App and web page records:
#####

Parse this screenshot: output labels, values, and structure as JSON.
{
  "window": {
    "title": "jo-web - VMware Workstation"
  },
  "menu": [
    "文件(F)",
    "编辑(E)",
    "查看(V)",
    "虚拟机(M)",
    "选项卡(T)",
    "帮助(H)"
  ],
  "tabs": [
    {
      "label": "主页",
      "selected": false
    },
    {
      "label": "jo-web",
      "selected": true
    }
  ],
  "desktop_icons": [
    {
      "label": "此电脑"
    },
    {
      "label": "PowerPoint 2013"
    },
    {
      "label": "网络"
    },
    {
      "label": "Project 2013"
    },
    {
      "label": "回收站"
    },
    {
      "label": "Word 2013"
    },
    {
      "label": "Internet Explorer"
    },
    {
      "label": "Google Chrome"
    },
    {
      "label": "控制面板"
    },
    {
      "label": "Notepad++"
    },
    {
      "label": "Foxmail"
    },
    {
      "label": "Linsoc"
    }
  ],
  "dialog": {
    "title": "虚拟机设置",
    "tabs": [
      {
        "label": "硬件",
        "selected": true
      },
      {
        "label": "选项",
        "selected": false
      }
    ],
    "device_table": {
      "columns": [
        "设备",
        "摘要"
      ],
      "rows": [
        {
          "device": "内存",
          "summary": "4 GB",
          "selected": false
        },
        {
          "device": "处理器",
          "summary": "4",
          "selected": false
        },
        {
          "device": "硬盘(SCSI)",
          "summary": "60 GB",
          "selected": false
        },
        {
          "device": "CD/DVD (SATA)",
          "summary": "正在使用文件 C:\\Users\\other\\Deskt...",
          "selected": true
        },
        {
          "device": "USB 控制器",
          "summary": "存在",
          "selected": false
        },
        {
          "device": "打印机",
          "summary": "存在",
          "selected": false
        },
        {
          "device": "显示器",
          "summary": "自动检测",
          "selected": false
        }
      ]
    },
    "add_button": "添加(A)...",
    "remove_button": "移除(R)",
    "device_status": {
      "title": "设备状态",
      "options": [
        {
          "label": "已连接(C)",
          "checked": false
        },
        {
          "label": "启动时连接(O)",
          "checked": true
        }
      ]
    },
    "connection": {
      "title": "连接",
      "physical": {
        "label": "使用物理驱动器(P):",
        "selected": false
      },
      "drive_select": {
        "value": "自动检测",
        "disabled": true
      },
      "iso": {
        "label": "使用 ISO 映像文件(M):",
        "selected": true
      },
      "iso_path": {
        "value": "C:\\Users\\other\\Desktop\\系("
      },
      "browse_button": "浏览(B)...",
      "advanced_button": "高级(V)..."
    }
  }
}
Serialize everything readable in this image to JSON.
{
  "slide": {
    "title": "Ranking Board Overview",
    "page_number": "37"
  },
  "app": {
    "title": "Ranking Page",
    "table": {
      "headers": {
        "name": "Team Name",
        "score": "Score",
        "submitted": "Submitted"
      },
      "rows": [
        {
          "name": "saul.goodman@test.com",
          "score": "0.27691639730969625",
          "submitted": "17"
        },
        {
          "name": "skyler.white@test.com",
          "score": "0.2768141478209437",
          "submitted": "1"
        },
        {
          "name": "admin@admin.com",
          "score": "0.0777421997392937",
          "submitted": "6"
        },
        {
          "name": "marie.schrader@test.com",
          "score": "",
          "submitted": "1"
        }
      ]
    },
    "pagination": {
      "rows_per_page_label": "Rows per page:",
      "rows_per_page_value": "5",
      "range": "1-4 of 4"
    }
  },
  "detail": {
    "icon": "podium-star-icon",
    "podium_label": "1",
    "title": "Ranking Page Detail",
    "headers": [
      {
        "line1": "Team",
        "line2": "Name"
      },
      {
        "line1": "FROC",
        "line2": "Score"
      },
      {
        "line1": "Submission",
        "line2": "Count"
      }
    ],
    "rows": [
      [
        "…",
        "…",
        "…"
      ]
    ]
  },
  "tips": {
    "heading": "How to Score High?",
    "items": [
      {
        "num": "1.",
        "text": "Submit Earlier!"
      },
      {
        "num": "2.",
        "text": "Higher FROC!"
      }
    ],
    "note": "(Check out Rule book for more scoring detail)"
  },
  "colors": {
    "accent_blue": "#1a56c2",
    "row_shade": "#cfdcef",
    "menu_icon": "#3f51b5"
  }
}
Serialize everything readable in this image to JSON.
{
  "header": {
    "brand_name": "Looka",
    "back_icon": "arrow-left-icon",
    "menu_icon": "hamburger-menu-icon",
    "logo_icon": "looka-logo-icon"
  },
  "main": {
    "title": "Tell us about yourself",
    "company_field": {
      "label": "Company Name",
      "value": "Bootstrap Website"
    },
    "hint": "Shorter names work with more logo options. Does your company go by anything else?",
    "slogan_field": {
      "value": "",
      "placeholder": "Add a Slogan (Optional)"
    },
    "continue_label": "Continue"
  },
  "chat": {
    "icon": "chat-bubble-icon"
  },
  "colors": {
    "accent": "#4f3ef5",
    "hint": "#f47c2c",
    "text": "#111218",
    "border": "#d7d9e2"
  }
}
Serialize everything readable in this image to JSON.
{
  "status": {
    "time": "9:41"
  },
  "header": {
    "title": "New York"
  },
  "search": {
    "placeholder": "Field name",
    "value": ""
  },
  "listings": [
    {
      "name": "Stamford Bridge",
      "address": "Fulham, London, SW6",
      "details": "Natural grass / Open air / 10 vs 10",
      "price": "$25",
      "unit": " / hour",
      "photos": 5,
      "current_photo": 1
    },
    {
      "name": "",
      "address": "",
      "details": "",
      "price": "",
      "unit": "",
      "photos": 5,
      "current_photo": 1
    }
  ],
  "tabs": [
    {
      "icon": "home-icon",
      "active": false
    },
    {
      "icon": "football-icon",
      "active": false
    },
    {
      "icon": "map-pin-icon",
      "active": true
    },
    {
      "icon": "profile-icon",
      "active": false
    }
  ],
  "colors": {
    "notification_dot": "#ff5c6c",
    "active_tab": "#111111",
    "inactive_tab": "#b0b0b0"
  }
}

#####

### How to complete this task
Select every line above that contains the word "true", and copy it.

### Response area
      "selected": true
        "selected": true
          "selected": true
          "checked": true
        "disabled": true
        "selected": true
      "active": true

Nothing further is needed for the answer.